* [REQUIRED WORK] The data should be written out in full, exactly as it stands, and the pictures dropped.

Start of DATA FOR ANALYSIS

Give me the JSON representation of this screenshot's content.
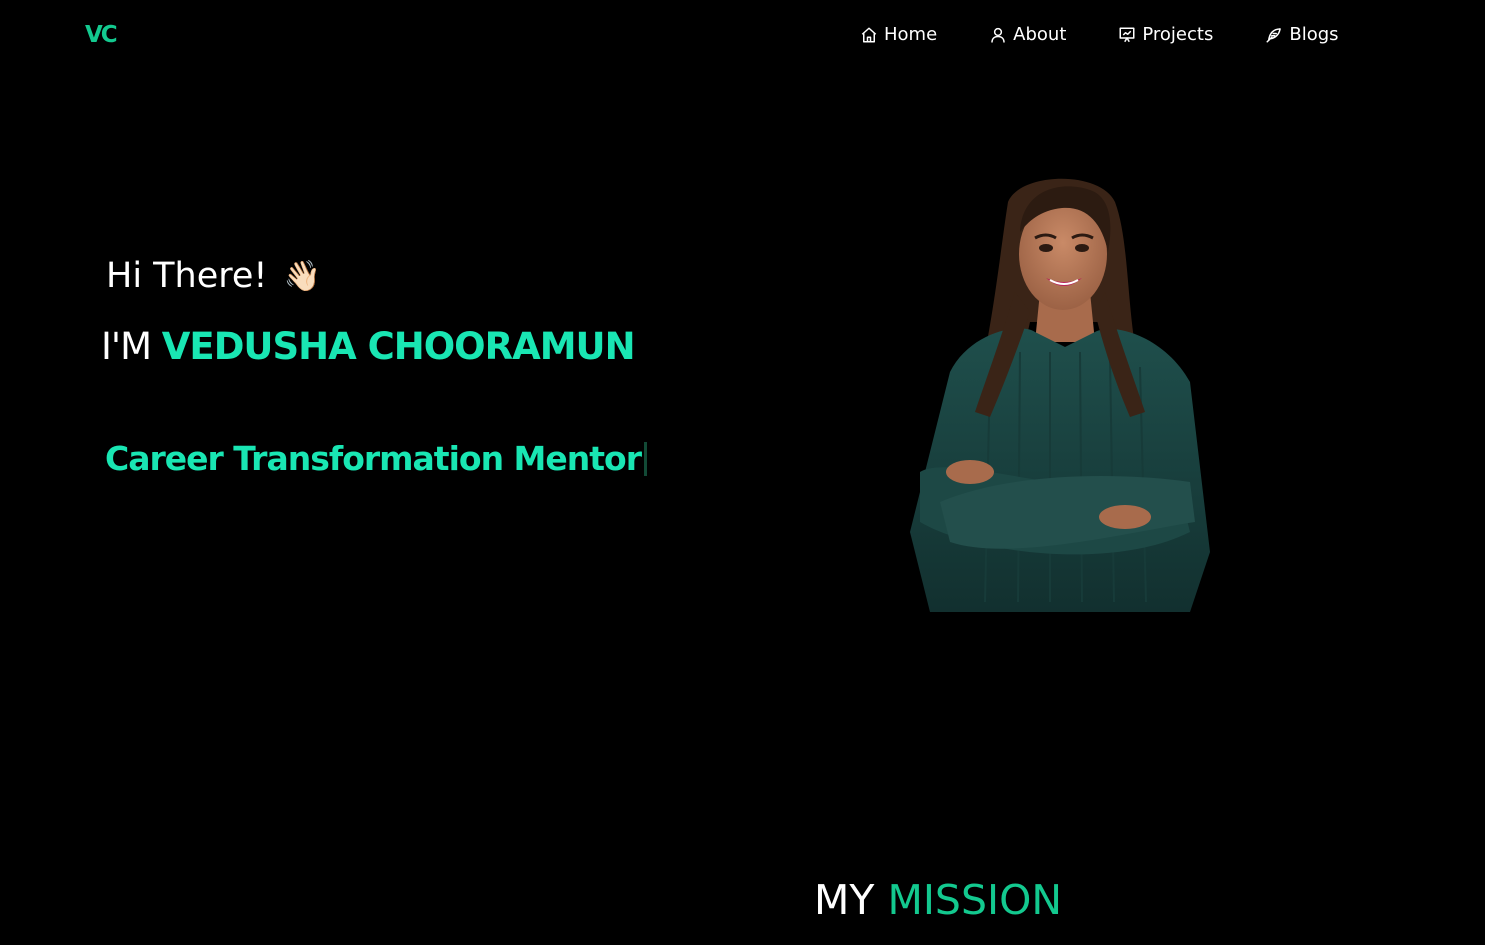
{
  "logo": "VC",
  "nav": {
    "home": "Home",
    "about": "About",
    "projects": "Projects",
    "blogs": "Blogs"
  },
  "hero": {
    "greeting": "Hi There!",
    "wave_emoji": "👋🏻",
    "intro_prefix": "I'M",
    "name": "VEDUSHA CHOORAMUN",
    "role": "Career Transformation Mentor"
  },
  "mission": {
    "word1": "MY",
    "word2": "MISSION"
  },
  "colors": {
    "background": "#000000",
    "accent": "#19e6b3",
    "accent_dark": "#13c98f",
    "text": "#ffffff"
  },
  "icons": {
    "home": "house-icon",
    "about": "user-icon",
    "projects": "presentation-icon",
    "blogs": "feather-icon"
  }
}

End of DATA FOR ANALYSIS

* [TASK SOLUTION]
Give me the JSON representation of this screenshot's content.
{
  "logo": "VC",
  "nav": {
    "home": "Home",
    "about": "About",
    "projects": "Projects",
    "blogs": "Blogs"
  },
  "hero": {
    "greeting": "Hi There!",
    "wave_emoji": "👋🏻",
    "intro_prefix": "I'M",
    "name": "VEDUSHA CHOORAMUN",
    "role": "Career Transformation Mentor"
  },
  "mission": {
    "word1": "MY",
    "word2": "MISSION"
  },
  "colors": {
    "background": "#000000",
    "accent": "#19e6b3",
    "accent_dark": "#13c98f",
    "text": "#ffffff"
  },
  "icons": {
    "home": "house-icon",
    "about": "user-icon",
    "projects": "presentation-icon",
    "blogs": "feather-icon"
  }
}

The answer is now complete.